- View full picture
The fall colors make me want to plant bulbs, so I’m going to buy some daffodil bulbs. I love to see their bright flowers in the spring after a dreary gray winter. An added benefit is that ground squirrels leave them alone, unlike tulips, which squirrels love to eat.
I have hyacinths that the squirrels don’t touch, but maybe that’s because they’re planted right next to our back door. Maybe all the back and forth keeps the squirrels away from them. Maybe I’ll try more hyacinth bulbs too.
For a successful spring presentation, start with large, firm and healthy daffodil bulbs. Plant them in well-drained soil at the right depth in a location that receives at least half a day of sun. They will grow under deciduous trees as the trees usually do not have leaves by the time the bulbs emerge. However, evergreen trees will shade the daffodil plant and they will be spindly with few flowers.
Work the soil to a depth of 10 to 12 inches while mixing in a bulb fertilizer (5-10-10, 3-6-6) according to the label. Do not place the fertilizer directly at the bottom of the hole and do not allow it to come into direct contact with the bulbs or bulbs, and possibly the developing roots could be damaged.

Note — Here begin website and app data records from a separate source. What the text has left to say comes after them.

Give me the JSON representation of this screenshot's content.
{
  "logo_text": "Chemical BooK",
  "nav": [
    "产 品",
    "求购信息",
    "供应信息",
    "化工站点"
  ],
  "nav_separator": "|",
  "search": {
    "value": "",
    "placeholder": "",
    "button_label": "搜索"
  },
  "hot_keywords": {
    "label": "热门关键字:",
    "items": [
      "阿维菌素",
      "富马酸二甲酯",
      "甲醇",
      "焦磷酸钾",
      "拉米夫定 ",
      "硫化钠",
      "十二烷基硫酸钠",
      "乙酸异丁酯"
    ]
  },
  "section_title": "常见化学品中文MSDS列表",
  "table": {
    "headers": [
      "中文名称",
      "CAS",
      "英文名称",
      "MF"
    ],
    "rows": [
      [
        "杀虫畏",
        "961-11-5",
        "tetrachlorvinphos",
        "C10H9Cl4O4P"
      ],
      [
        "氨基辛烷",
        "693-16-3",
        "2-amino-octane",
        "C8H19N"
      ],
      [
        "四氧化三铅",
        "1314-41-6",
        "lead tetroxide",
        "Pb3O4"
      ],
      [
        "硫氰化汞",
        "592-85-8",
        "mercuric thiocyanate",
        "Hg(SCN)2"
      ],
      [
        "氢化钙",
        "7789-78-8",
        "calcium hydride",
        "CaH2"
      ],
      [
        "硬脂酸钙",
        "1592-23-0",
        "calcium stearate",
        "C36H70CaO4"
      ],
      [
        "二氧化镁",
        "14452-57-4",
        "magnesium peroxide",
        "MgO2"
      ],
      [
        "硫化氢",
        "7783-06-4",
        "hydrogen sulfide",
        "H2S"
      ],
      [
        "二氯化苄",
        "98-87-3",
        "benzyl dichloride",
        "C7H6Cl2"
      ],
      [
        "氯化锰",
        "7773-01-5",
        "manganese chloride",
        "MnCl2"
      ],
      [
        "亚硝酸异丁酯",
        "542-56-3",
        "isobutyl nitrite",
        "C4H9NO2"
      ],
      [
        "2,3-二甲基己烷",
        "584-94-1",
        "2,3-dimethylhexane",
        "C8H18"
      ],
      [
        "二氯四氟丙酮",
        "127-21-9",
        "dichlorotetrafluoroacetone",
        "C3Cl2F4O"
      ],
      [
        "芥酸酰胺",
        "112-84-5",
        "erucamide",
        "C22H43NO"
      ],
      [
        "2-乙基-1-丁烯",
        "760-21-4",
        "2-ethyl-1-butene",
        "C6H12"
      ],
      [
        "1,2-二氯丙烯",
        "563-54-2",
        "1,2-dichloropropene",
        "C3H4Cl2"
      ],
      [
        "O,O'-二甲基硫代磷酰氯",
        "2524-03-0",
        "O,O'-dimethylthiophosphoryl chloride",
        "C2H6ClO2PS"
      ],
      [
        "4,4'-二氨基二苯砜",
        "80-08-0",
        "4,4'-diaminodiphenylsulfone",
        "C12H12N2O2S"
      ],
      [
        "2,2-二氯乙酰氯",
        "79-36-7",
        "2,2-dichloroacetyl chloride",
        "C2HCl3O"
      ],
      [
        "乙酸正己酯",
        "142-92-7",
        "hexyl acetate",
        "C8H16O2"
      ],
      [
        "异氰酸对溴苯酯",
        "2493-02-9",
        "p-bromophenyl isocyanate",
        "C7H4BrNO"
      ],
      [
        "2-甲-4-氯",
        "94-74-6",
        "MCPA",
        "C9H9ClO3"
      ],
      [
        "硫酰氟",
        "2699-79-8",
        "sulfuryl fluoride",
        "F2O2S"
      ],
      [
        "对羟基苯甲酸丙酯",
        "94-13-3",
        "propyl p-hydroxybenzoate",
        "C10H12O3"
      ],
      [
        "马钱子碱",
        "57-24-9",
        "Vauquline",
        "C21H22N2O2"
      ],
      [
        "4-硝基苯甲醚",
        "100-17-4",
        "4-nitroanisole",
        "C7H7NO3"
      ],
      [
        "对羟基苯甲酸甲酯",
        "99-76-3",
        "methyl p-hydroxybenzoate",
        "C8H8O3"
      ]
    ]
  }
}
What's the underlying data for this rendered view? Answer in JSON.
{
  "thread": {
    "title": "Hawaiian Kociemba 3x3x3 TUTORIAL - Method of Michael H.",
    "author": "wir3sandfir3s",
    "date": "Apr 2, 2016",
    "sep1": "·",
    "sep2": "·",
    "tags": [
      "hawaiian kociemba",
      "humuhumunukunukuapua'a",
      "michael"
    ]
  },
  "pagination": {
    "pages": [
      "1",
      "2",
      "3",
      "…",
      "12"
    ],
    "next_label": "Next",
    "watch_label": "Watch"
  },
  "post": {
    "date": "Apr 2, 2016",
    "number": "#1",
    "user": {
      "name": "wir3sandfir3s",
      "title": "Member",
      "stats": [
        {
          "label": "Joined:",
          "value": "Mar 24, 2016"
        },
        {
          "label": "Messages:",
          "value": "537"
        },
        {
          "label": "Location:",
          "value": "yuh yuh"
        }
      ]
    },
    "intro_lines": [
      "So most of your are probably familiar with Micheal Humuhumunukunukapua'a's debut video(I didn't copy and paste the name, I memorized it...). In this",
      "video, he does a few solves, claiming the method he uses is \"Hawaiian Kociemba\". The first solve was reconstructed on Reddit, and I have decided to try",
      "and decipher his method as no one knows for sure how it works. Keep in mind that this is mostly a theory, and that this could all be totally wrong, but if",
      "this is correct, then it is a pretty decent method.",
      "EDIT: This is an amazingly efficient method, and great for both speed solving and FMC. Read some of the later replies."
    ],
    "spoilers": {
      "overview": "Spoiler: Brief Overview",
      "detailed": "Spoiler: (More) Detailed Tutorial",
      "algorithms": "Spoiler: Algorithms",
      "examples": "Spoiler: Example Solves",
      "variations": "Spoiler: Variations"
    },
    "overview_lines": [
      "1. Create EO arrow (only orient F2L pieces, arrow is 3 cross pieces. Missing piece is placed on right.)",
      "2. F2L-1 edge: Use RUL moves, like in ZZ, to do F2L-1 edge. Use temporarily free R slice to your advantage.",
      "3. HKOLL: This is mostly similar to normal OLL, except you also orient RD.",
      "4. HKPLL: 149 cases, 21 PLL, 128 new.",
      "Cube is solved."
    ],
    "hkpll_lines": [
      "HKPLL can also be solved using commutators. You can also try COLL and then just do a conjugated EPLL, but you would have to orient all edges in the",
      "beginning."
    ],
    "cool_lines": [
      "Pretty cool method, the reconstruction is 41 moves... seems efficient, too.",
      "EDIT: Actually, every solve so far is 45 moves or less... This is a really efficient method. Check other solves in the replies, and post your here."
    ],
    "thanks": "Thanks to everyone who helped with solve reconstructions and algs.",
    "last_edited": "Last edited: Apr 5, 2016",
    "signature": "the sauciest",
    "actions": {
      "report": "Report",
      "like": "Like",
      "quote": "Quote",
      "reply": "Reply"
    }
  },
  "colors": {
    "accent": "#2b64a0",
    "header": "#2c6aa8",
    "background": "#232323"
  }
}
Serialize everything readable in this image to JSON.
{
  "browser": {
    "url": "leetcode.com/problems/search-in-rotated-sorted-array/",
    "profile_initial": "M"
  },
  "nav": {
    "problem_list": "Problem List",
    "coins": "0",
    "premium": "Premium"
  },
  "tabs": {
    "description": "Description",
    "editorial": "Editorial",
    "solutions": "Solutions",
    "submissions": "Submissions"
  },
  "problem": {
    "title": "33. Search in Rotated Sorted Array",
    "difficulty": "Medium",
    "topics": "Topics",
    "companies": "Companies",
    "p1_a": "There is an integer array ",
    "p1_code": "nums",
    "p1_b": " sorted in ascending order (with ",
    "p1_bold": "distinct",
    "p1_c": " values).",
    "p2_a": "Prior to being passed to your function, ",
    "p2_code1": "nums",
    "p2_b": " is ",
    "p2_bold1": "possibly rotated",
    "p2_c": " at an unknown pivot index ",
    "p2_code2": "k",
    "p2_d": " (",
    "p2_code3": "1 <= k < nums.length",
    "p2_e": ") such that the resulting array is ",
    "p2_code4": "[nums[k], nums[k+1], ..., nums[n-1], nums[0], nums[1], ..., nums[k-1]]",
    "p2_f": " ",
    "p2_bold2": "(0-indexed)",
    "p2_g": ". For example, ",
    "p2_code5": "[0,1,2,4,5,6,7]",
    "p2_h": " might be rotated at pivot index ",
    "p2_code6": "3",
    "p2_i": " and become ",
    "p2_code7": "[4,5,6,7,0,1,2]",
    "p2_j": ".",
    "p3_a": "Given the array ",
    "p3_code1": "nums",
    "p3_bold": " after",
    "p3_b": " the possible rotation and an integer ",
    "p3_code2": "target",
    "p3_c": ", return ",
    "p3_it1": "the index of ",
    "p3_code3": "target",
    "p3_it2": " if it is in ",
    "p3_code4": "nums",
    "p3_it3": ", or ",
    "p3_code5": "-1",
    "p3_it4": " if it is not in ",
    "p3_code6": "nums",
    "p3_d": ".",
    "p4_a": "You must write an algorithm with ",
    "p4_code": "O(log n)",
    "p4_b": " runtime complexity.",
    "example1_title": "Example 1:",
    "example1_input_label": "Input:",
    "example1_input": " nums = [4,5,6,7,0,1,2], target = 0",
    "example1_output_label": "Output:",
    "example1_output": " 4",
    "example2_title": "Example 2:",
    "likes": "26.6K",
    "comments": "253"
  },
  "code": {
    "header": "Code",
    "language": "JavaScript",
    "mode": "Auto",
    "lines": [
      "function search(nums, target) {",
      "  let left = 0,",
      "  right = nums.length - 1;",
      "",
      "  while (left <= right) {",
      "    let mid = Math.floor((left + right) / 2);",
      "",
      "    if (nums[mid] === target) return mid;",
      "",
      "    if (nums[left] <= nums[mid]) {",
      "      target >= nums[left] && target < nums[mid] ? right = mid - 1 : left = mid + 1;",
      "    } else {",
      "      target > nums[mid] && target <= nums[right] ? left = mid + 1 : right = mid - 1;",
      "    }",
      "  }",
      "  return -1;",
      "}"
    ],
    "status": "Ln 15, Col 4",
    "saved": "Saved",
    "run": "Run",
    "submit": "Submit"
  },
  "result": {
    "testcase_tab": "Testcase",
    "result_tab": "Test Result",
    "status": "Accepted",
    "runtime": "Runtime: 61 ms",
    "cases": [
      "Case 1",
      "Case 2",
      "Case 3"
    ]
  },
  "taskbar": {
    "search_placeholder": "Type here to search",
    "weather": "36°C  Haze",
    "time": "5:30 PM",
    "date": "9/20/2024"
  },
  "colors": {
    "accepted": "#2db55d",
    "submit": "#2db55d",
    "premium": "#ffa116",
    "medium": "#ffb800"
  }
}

Place the bottom of the bulbs about twice as deep as the bulb is high below the soil surface with the pointed side facing up. Rather than placing the bulbs individually, plant them in groups of three or more of the same variety for a fuller display in the spring. Tamp the soil to remove air pockets. Adding mulch will help maintain soil moisture and reduce weeds in the spring.
Mid-October is the optimal time to plant bulbs, as the bulbs should develop a root system before the coldest weather. However, if, like me, you often forget to plant your bulbs, they can burrow into the ground until it’s frozen. It is best to put the bulbs in the ground before Thanksgiving.
There are many species, subspecies and varieties of daffodils – between 40 and 200 with over 32,000 named hybrids, according to the American Daffodil Society, www.daffodilusa.org. With so many colors and types to choose from, especially the fragrant ones, I could easily become a daffodil fanatic. Have fun and explore the websites to see all the choices. So go to a good nursery, like Greenhouse Garden Center and buy!